When he decides to use the entranced medium’s eyes the Control will close his eyes, he will influence the medium to open her eyes, and he will transmit willpower modulations to her which will cause her to see for him. This will propagate the oscillatory upthrust which will set up a strong E.M.F. in the psychovisual region of the medium’s cortex, the E.M.F. will spread and contact the cortical end of the visual pathways, and alternating currents will be propagated along the visual pathways as far as the retina of each eye where it will be modulated by the Electroretinogram.

[and so on]

Such powers are not limited to dominion over the living. You should always cremate your deceased loved ones, lest a terrible fate befall them:

... in some cases the Witch Cult, who practise black magic ceremonies in graveyards, succeed in animating a newly dead corpse and cause it to suffer the agonies of Hell. This will arouse the electrical disturbance at the base of the corpse's brain resulting in the generation of brain radiation which the cult will use for their own ends. The power of witches past and present lay and lies in their skilful use of the brain radiation!

A similar weird trick is employed when creating a zombie. MacLellan says.

As well as unwanted voices, telepathy can also explain other symptoms of insanity: a Control can transmit hallucinations and even delusions to an unwitting subject. A form of exorcism, in which "white witches" expel bad Controls from a patient through their own combined power, has been demonstrated by Dr Wickland, though as yet:

The psychiatrists of Great Britain have not introduced this form of treatment into our mental hospitals.

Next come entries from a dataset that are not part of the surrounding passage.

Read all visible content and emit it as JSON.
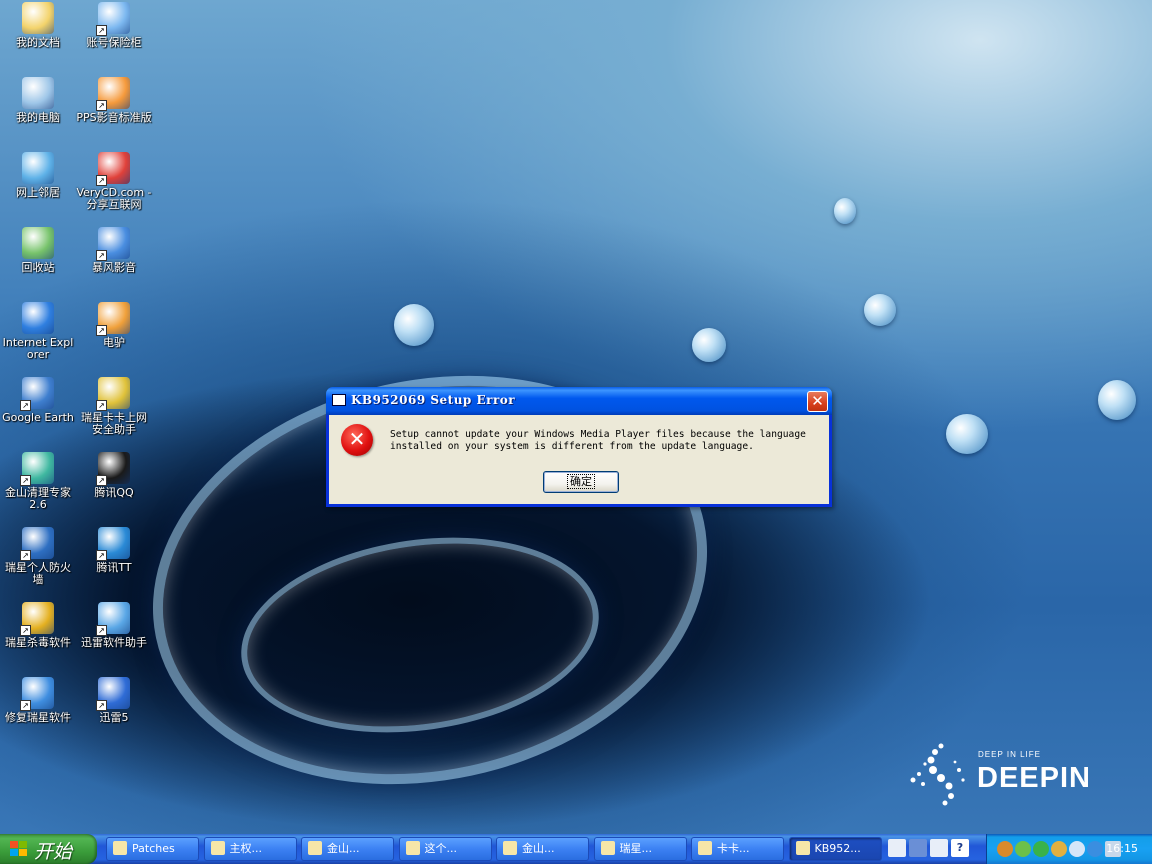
{
  "desktop": {
    "icons": [
      {
        "label": "我的文档",
        "icon": "my-documents-icon"
      },
      {
        "label": "账号保险柜",
        "icon": "account-vault-icon"
      },
      {
        "label": "我的电脑",
        "icon": "my-computer-icon"
      },
      {
        "label": "PPS影音标准版",
        "icon": "pps-player-icon"
      },
      {
        "label": "网上邻居",
        "icon": "network-places-icon"
      },
      {
        "label": "VeryCD.com - 分享互联网",
        "icon": "verycd-icon"
      },
      {
        "label": "回收站",
        "icon": "recycle-bin-icon"
      },
      {
        "label": "暴风影音",
        "icon": "baofeng-player-icon"
      },
      {
        "label": "Internet Explorer",
        "icon": "internet-explorer-icon"
      },
      {
        "label": "电驴",
        "icon": "emule-icon"
      },
      {
        "label": "Google Earth",
        "icon": "google-earth-icon"
      },
      {
        "label": "瑞星卡卡上网安全助手",
        "icon": "rising-kaka-icon"
      },
      {
        "label": "金山清理专家2.6",
        "icon": "kingsoft-cleaner-icon"
      },
      {
        "label": "腾讯QQ",
        "icon": "tencent-qq-icon"
      },
      {
        "label": "瑞星个人防火墙",
        "icon": "rising-firewall-icon"
      },
      {
        "label": "腾讯TT",
        "icon": "tencent-tt-icon"
      },
      {
        "label": "瑞星杀毒软件",
        "icon": "rising-antivirus-icon"
      },
      {
        "label": "迅雷软件助手",
        "icon": "thunder-assistant-icon"
      },
      {
        "label": "修复瑞星软件",
        "icon": "repair-rising-icon"
      },
      {
        "label": "迅雷5",
        "icon": "thunder5-icon"
      }
    ],
    "logo": {
      "small": "DEEP IN LIFE",
      "big": "DEEPIN"
    }
  },
  "dialog": {
    "title": "KB952069 Setup Error",
    "close_label": "✕",
    "message_line1": "Setup cannot update your Windows Media Player files because the language",
    "message_line2": "installed on your system is different from the update language.",
    "ok_label": "确定",
    "error_icon_glyph": "✕"
  },
  "taskbar": {
    "start_label": "开始",
    "tasks": [
      {
        "label": "Patches",
        "icon": "folder-icon"
      },
      {
        "label": "主权...",
        "icon": "word-doc-icon"
      },
      {
        "label": "金山...",
        "icon": "kingsoft-icon"
      },
      {
        "label": "这个...",
        "icon": "ie-page-icon"
      },
      {
        "label": "金山...",
        "icon": "kingsoft-2-icon"
      },
      {
        "label": "瑞星...",
        "icon": "rising-icon"
      },
      {
        "label": "卡卡...",
        "icon": "kaka-icon"
      },
      {
        "label": "KB952...",
        "icon": "setup-icon"
      }
    ],
    "quick": [
      "keyboard-icon",
      "pen-icon",
      "ime-icon",
      "help-icon"
    ],
    "help_glyph": "?",
    "clock": "16:15"
  },
  "colors": {
    "dialog_border": "#0831d9",
    "taskbar": "#2157d7",
    "start": "#3a9c3a",
    "tray": "#18a1f2"
  }
}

MacLellan's motivation in all this is plain enough. If his voices could be attributed to physical causes then his sanity need not be doubted. He never explains why these numerous tirelessly malevolent telepaths chose to single him out for their persecution. Unlike Volpe he is not paranoid enough to believe that he has special qualities that make witches want to destroy him (a fervent allegiance to right-wing politics, in Volpe's case).

The mental distress that MacLellan must have suffered makes his convoluted attempts at explaining its causes sad rather than amusing. He comes across as a decent, if misguided, person. There is no anger apparent when he mentions those of the psychiatric profession who have failed to understand his case: it is not their fault, it seems, that they are ignorant of the true nature of insanity. One day they'll see differently and then it'll be "we're taking you off the antipsychotics and starting you on exorcism", perhaps. That's progress!

Comments

Hearing a voice when there's no one around and the radio is not on must be disconcerting, so it's not surprising there would be attempts to explain it. I have occasionally heard a voice call my name - but always on the edge of sleep, and I am quite sure it is an artifact of my own brain. I suspect Mr Armstrong has read The Origin of Consciousness in the Breakdown of the Bicameral Mind (ills.divers) by Julian Jaynes (Houghton Mifflin 1976) where Jaynes explains his theory that early civilized man did hear from his subconscious as a "voice" and took it for the voice of a spirit.

I've heard of that book, Ned, but I haven't read it. Is it as preposterous as I suspect? 

Nice to see MacLellan's book here. I believe it was a pseudonym - I did some research into this title myself many years ago that never came to fruition. More recently, another author wrote a good little precis of 'Extra-sensory Perception...' in issue 305 of Fortean Times, where it's discussed in relation to a very similar odd book (perhaps the ultimate odd book?) called Crook Frightfulness - an autobiography of a paranoid estate agent chased around the world by radio-operating ventriloquists.

Thanks James. Yes, I know Crook Frightfulness from the 1st edition of Bizarre Books. I've never been able to afford a copy sadly, as it's much sought after.

According to the Fortean Times article, there's a reprint coming soon...

Add new comment

Subscribe to Comments for "Extra-sensory Perception, Witchcraft, Spiritualism and Insanity"